Northampton’s famous sculpture, entitled Discovery, celebrates the discovery of the double-helix structure of the human DNA molecule, announced in a 1953 paper in Nature, by Francis Crick and James D. Watson. Watson was American but Crick was born near here and went to school at Northampton Grammar School, so the theme of the monument is “local boy makes good”. Does this monument say “discovery” to you? If doesn’t to me, but I don’t suppose my grumpy cavils about modern art are given any weight. Love it or hate it, the sculpture is now part of the environment and in a sense an icon of Northampton.

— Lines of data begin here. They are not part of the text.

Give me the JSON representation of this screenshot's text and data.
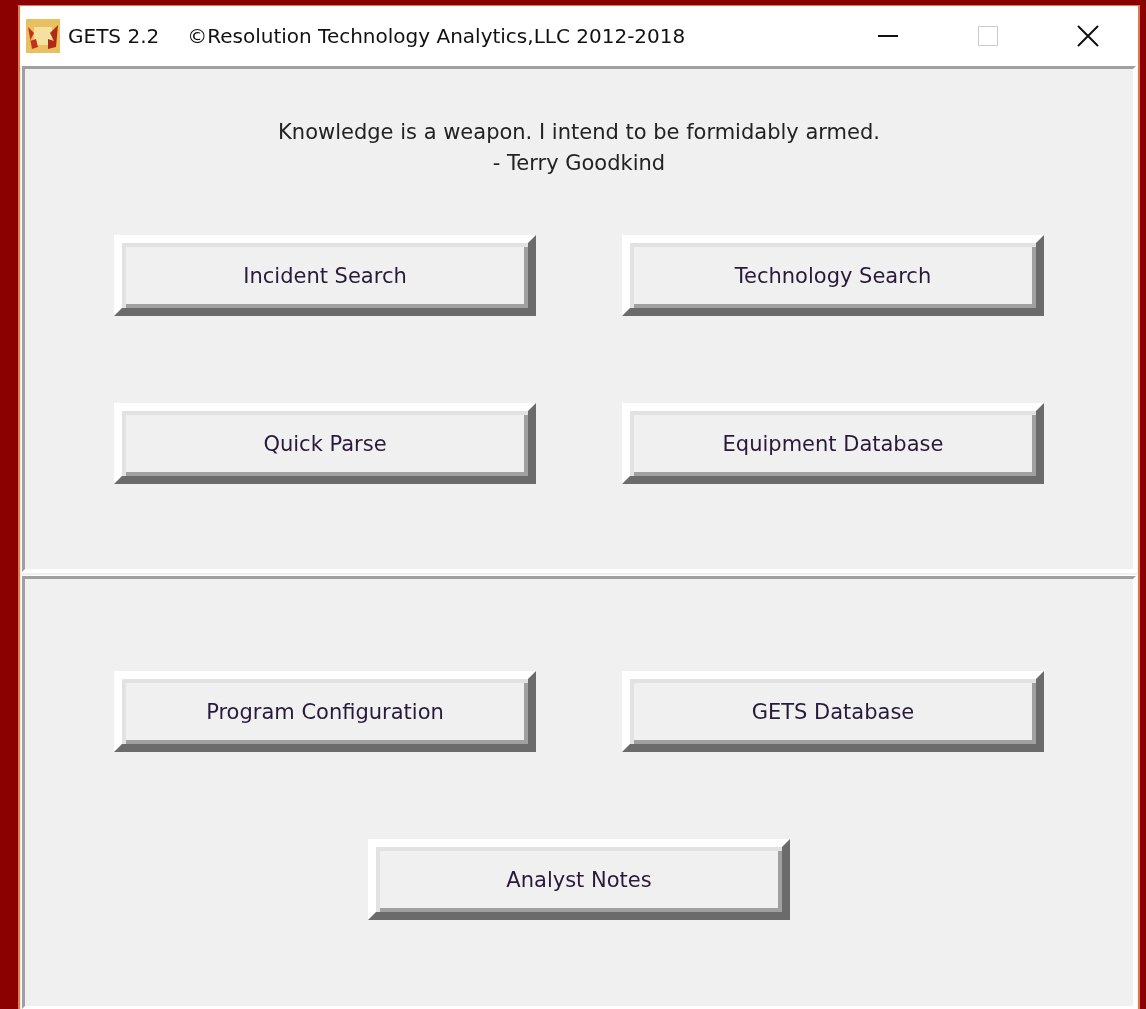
{
  "window": {
    "title": "GETS 2.2",
    "subtitle": "©Resolution Technology Analytics,LLC 2012-2018"
  },
  "quote": {
    "text": "Knowledge is a weapon. I intend to be formidably armed.",
    "author": "- Terry Goodkind"
  },
  "panels": [
    {
      "buttons": [
        {
          "label": "Incident Search"
        },
        {
          "label": "Technology Search"
        },
        {
          "label": "Quick Parse"
        },
        {
          "label": "Equipment Database"
        }
      ]
    },
    {
      "buttons": [
        {
          "label": "Program Configuration"
        },
        {
          "label": "GETS Database"
        },
        {
          "label": "Analyst Notes"
        }
      ]
    }
  ]
}
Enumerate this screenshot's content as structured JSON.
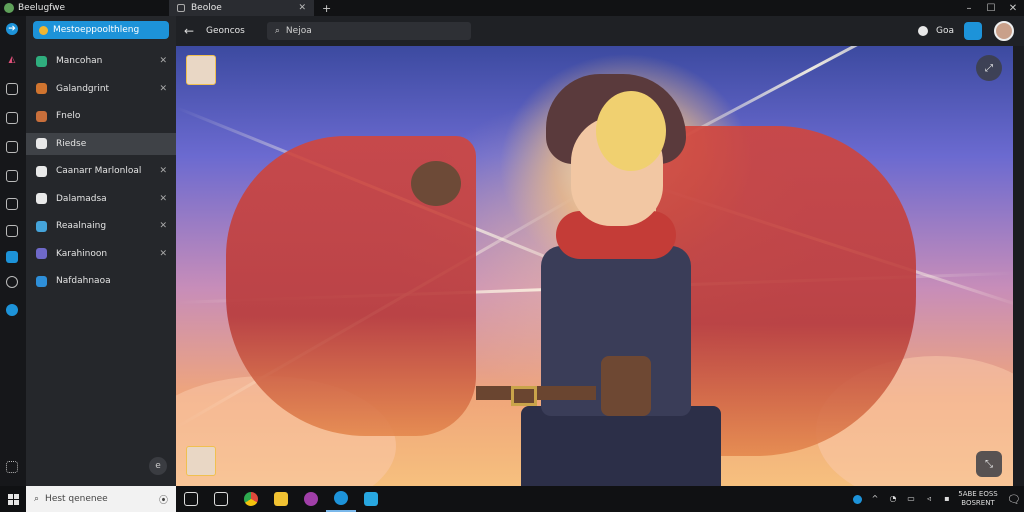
{
  "window": {
    "app_title": "Beelugfwe",
    "tab_title": "Beoloe",
    "tab_close": "✕",
    "new_tab": "+",
    "controls": [
      "–",
      "☐",
      "✕"
    ]
  },
  "toolbar": {
    "back": "←",
    "breadcrumb": "Geoncos",
    "search_value": "Nejoa",
    "label_right": "Goa"
  },
  "sidebar": {
    "top_label": "Mestoeppoolthleng",
    "items": [
      {
        "label": "Mancohan",
        "icon_color": "#2fae7e",
        "active": false,
        "closable": true
      },
      {
        "label": "Galandgrint",
        "icon_color": "#d0742f",
        "active": false,
        "closable": true
      },
      {
        "label": "Fnelo",
        "icon_color": "#c96f3b",
        "active": false,
        "closable": false
      },
      {
        "label": "Riedse",
        "icon_color": "#e9e9e9",
        "active": true,
        "closable": false
      },
      {
        "label": "Caanarr Marlonloal",
        "icon_color": "#e9e9e9",
        "active": false,
        "closable": true
      },
      {
        "label": "Dalamadsa",
        "icon_color": "#e9e9e9",
        "active": false,
        "closable": true
      },
      {
        "label": "Reaalnaing",
        "icon_color": "#45a4da",
        "active": false,
        "closable": true
      },
      {
        "label": "Karahinoon",
        "icon_color": "#6f69c9",
        "active": false,
        "closable": true
      },
      {
        "label": "Nafdahnaoa",
        "icon_color": "#2e8fd9",
        "active": false,
        "closable": false
      }
    ],
    "close_glyph": "✕",
    "bottom_button": "e"
  },
  "viewer": {
    "corner_button_top": "⤢",
    "corner_button_bottom": "⤡"
  },
  "taskbar": {
    "search_placeholder": "Hest qenenee",
    "search_mic": "⦿",
    "clock_line1": "5ABE EOSS",
    "clock_line2": "BOSRENT",
    "notification": "🗨"
  },
  "colors": {
    "accent": "#1d93d9",
    "sidebar_bg": "#25272b",
    "rail_bg": "#16171a"
  }
}
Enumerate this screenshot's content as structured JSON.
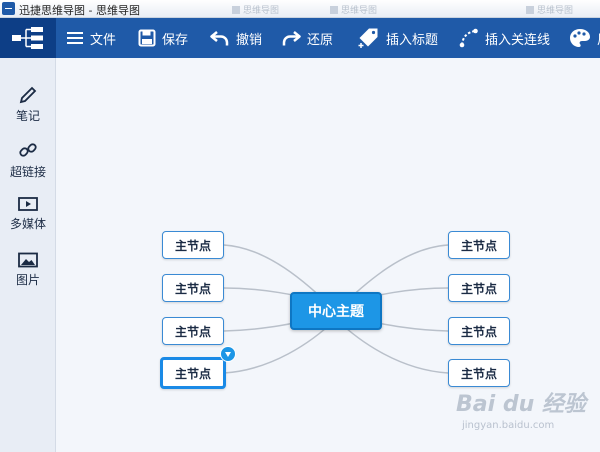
{
  "titlebar": {
    "title": "迅捷思维导图 - 思维导图",
    "ghost_tabs": [
      "思维导图",
      "思维导图",
      "思维导图"
    ]
  },
  "toolbar": {
    "items": [
      {
        "label": "文件",
        "icon": "menu-icon"
      },
      {
        "label": "保存",
        "icon": "save-icon"
      },
      {
        "label": "撤销",
        "icon": "undo-icon"
      },
      {
        "label": "还原",
        "icon": "redo-icon"
      },
      {
        "label": "插入标题",
        "icon": "tag-icon"
      },
      {
        "label": "插入关连线",
        "icon": "connector-icon"
      },
      {
        "label": "风",
        "icon": "palette-icon"
      }
    ]
  },
  "sidebar": {
    "items": [
      {
        "label": "笔记",
        "icon": "pencil-icon"
      },
      {
        "label": "超链接",
        "icon": "link-icon"
      },
      {
        "label": "多媒体",
        "icon": "film-icon"
      },
      {
        "label": "图片",
        "icon": "image-icon"
      }
    ]
  },
  "mindmap": {
    "center": "中心主题",
    "left_nodes": [
      "主节点",
      "主节点",
      "主节点",
      "主节点"
    ],
    "right_nodes": [
      "主节点",
      "主节点",
      "主节点",
      "主节点"
    ]
  },
  "watermark": {
    "brand": "Bai du 经验",
    "url": "jingyan.baidu.com"
  },
  "colors": {
    "toolbar": "#1f5aa8",
    "accent": "#1d96e6",
    "node_border": "#3a8ad4"
  }
}
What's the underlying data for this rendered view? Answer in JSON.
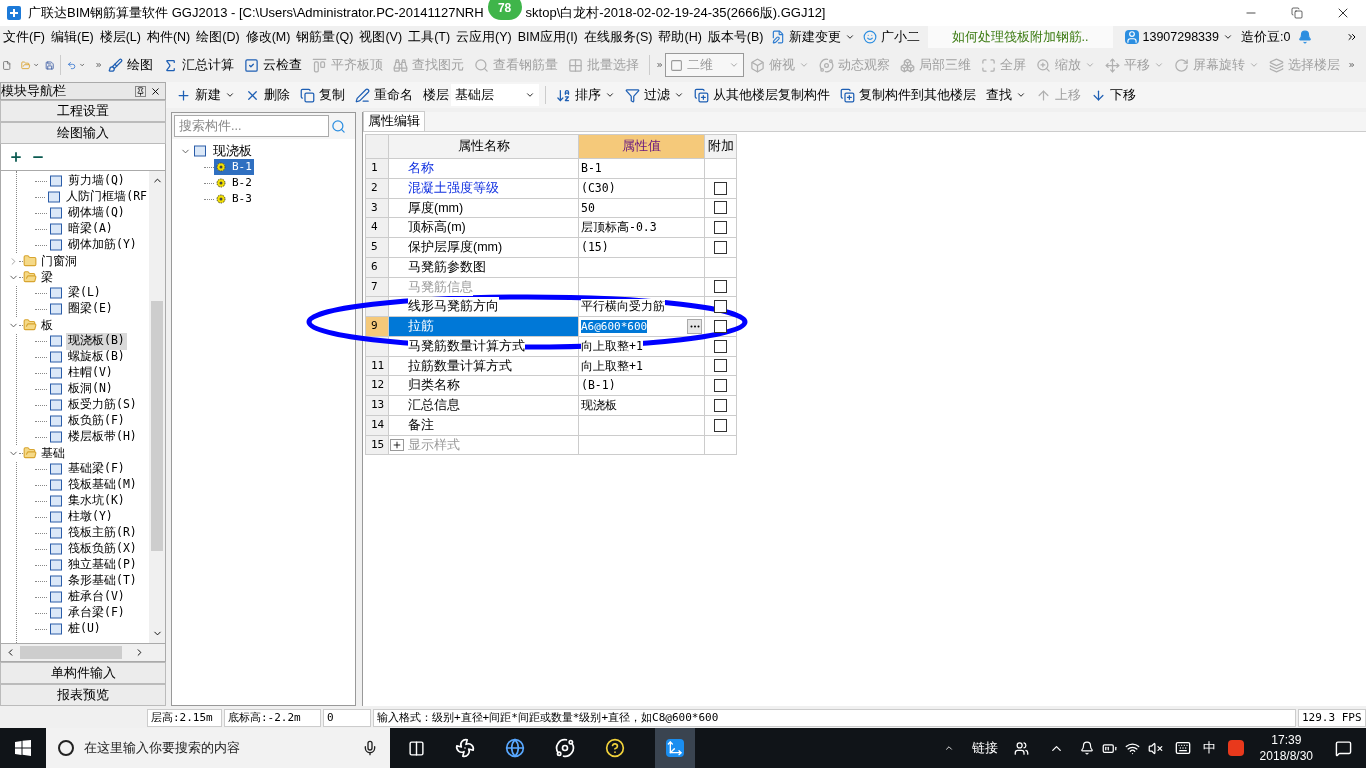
{
  "window": {
    "title_start": "广联达BIM钢筋算量软件 GGJ2013 - [C:\\Users\\Administrator.PC-20141127NRH",
    "title_end": "sktop\\白龙村-2018-02-02-19-24-35(2666版).GGJ12]",
    "badge": "78"
  },
  "menu": [
    "文件(F)",
    "编辑(E)",
    "楼层(L)",
    "构件(N)",
    "绘图(D)",
    "修改(M)",
    "钢筋量(Q)",
    "视图(V)",
    "工具(T)",
    "云应用(Y)",
    "BIM应用(I)",
    "在线服务(S)",
    "帮助(H)",
    "版本号(B)"
  ],
  "menu_extras": {
    "change": "新建变更",
    "assistant": "广小二",
    "tip": "如何处理筏板附加钢筋..",
    "account": "13907298339",
    "beans": "造价豆:0"
  },
  "toolbar": [
    {
      "label": "绘图",
      "disabled": false
    },
    {
      "label": "汇总计算",
      "disabled": false
    },
    {
      "label": "云检查",
      "disabled": false
    },
    {
      "label": "平齐板顶",
      "disabled": true
    },
    {
      "label": "查找图元",
      "disabled": true
    },
    {
      "label": "查看钢筋量",
      "disabled": true
    },
    {
      "label": "批量选择",
      "disabled": true
    }
  ],
  "view_select": "二维",
  "view_tools": [
    {
      "label": "俯视",
      "disabled": true,
      "dropdown": true
    },
    {
      "label": "动态观察",
      "disabled": true,
      "dropdown": false
    },
    {
      "label": "局部三维",
      "disabled": true,
      "dropdown": false
    },
    {
      "label": "全屏",
      "disabled": true,
      "dropdown": false
    },
    {
      "label": "缩放",
      "disabled": true,
      "dropdown": true
    },
    {
      "label": "平移",
      "disabled": true,
      "dropdown": true
    },
    {
      "label": "屏幕旋转",
      "disabled": true,
      "dropdown": true
    },
    {
      "label": "选择楼层",
      "disabled": true,
      "dropdown": false
    }
  ],
  "component_toolbar": [
    {
      "label": "新建",
      "disabled": false,
      "dropdown": true
    },
    {
      "label": "删除",
      "disabled": false,
      "dropdown": false
    },
    {
      "label": "复制",
      "disabled": false,
      "dropdown": false
    },
    {
      "label": "重命名",
      "disabled": false,
      "dropdown": false
    }
  ],
  "floor": {
    "label": "楼层",
    "value": "基础层"
  },
  "component_toolbar_2": [
    {
      "label": "排序",
      "disabled": false,
      "dropdown": true
    },
    {
      "label": "过滤",
      "disabled": false,
      "dropdown": true
    },
    {
      "label": "从其他楼层复制构件",
      "disabled": false,
      "dropdown": false
    },
    {
      "label": "复制构件到其他楼层",
      "disabled": false,
      "dropdown": false
    },
    {
      "label": "查找",
      "disabled": false,
      "dropdown": true
    },
    {
      "label": "上移",
      "disabled": true,
      "dropdown": false
    },
    {
      "label": "下移",
      "disabled": false,
      "dropdown": false
    }
  ],
  "nav": {
    "title": "模块导航栏",
    "sections_top": [
      "工程设置",
      "绘图输入"
    ],
    "sections_bottom": [
      "单构件输入",
      "报表预览"
    ],
    "continued_items": [
      {
        "label": "剪力墙(Q)",
        "selected": false
      },
      {
        "label": "人防门框墙(RF",
        "selected": false
      },
      {
        "label": "砌体墙(Q)",
        "selected": false
      },
      {
        "label": "暗梁(A)",
        "selected": false
      },
      {
        "label": "砌体加筋(Y)",
        "selected": false
      }
    ],
    "folders": [
      {
        "label": "门窗洞",
        "expanded": false
      },
      {
        "label": "梁",
        "expanded": true,
        "children": [
          {
            "label": "梁(L)",
            "selected": false
          },
          {
            "label": "圈梁(E)",
            "selected": false
          }
        ]
      },
      {
        "label": "板",
        "expanded": true,
        "children": [
          {
            "label": "现浇板(B)",
            "selected": true
          },
          {
            "label": "螺旋板(B)",
            "selected": false
          },
          {
            "label": "柱帽(V)",
            "selected": false
          },
          {
            "label": "板洞(N)",
            "selected": false
          },
          {
            "label": "板受力筋(S)",
            "selected": false
          },
          {
            "label": "板负筋(F)",
            "selected": false
          },
          {
            "label": "楼层板带(H)",
            "selected": false
          }
        ]
      },
      {
        "label": "基础",
        "expanded": true,
        "children": [
          {
            "label": "基础梁(F)",
            "selected": false
          },
          {
            "label": "筏板基础(M)",
            "selected": false
          },
          {
            "label": "集水坑(K)",
            "selected": false
          },
          {
            "label": "柱墩(Y)",
            "selected": false
          },
          {
            "label": "筏板主筋(R)",
            "selected": false
          },
          {
            "label": "筏板负筋(X)",
            "selected": false
          },
          {
            "label": "独立基础(P)",
            "selected": false
          },
          {
            "label": "条形基础(T)",
            "selected": false
          },
          {
            "label": "桩承台(V)",
            "selected": false
          },
          {
            "label": "承台梁(F)",
            "selected": false
          },
          {
            "label": "桩(U)",
            "selected": false
          }
        ]
      }
    ]
  },
  "components": {
    "search_placeholder": "搜索构件...",
    "group": {
      "label": "现浇板",
      "expanded": true,
      "children": [
        {
          "label": "B-1",
          "selected": true
        },
        {
          "label": "B-2",
          "selected": false
        },
        {
          "label": "B-3",
          "selected": false
        }
      ]
    }
  },
  "properties": {
    "tab": "属性编辑",
    "columns": [
      {
        "label": "属性名称",
        "selected": false
      },
      {
        "label": "属性值",
        "selected": true
      },
      {
        "label": "附加",
        "selected": false
      }
    ],
    "rows": [
      {
        "number": "1",
        "name": "名称",
        "kind": "link",
        "value": "B-1",
        "selected": false
      },
      {
        "number": "2",
        "name": "混凝土强度等级",
        "kind": "link",
        "value": "(C30)",
        "checked": false,
        "selected": false
      },
      {
        "number": "3",
        "name": "厚度(mm)",
        "kind": "plain",
        "value": "50",
        "checked": false,
        "selected": false
      },
      {
        "number": "4",
        "name": "顶标高(m)",
        "kind": "plain",
        "value": "层顶标高-0.3",
        "checked": false,
        "selected": false
      },
      {
        "number": "5",
        "name": "保护层厚度(mm)",
        "kind": "plain",
        "value": "(15)",
        "checked": false,
        "selected": false
      },
      {
        "number": "6",
        "name": "马凳筋参数图",
        "kind": "plain",
        "selected": false
      },
      {
        "number": "7",
        "name": "马凳筋信息",
        "kind": "dimmed",
        "checked": false,
        "selected": false
      },
      {
        "name": "线形马凳筋方向",
        "kind": "plain",
        "value": "平行横向受力筋",
        "checked": false,
        "selected": false
      },
      {
        "number": "9",
        "name": "拉筋",
        "kind": "plain",
        "value": "A6@600*600",
        "checked": false,
        "selected": true
      },
      {
        "name": "马凳筋数量计算方式",
        "kind": "plain",
        "value": "向上取整+1",
        "checked": false,
        "selected": false
      },
      {
        "number": "11",
        "name": "拉筋数量计算方式",
        "kind": "plain",
        "value": "向上取整+1",
        "checked": false,
        "selected": false
      },
      {
        "number": "12",
        "name": "归类名称",
        "kind": "plain",
        "value": "(B-1)",
        "checked": false,
        "selected": false
      },
      {
        "number": "13",
        "name": "汇总信息",
        "kind": "plain",
        "value": "现浇板",
        "checked": false,
        "selected": false
      },
      {
        "number": "14",
        "name": "备注",
        "kind": "plain",
        "checked": false,
        "selected": false
      },
      {
        "number": "15",
        "name": "显示样式",
        "kind": "dimmed",
        "expanded": false,
        "selected": false
      }
    ]
  },
  "status_bar": [
    "层高:2.15m",
    "底标高:-2.2m",
    "0",
    "输入格式：级别+直径+间距*间距或数量*级别+直径，如C8@600*600",
    "129.3 FPS"
  ],
  "taskbar": {
    "search_placeholder": "在这里输入你要搜索的内容",
    "links": "链接",
    "ime": "中",
    "time": "17:39",
    "date": "2018/8/30"
  }
}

As we made our way back to the station, clouds gathered and partially cloaked the sun. The sun was approaching the horizon, though not yet setting, and its light was shining through holes in the clouds in horizontal beams like those of a searchlight or a lighthouse, creating a dramatic effect.
From Euston Station we took a bus to King’s Cross, looking for supper. The structure added onto King’s Cross station, containing shops and providing extra room for travellers, has finally been done away with, revealing the front of the station once more as its designer, Lewis Cubbit, intended it to be. The station is now graced by a wide courtyard, making for a pleasanter environment and easier movement.
The old station concourse once served for both departures and arrivals and had become uncomfortably overcrowded. A new departures hall has been built, cleverly and beautifully designed to leave the centre clear of supporting columns. The white superstructure, illuminated by coloured lights, creates a breathtaking display but without interfering with the activities of the station. Neatly arranged to one side and out of the way, there are shops and restaurants on the ground floor and on an upper level gallery. Here we supped on Wasabi curry out of cardboard containers before taking the short bus ride home.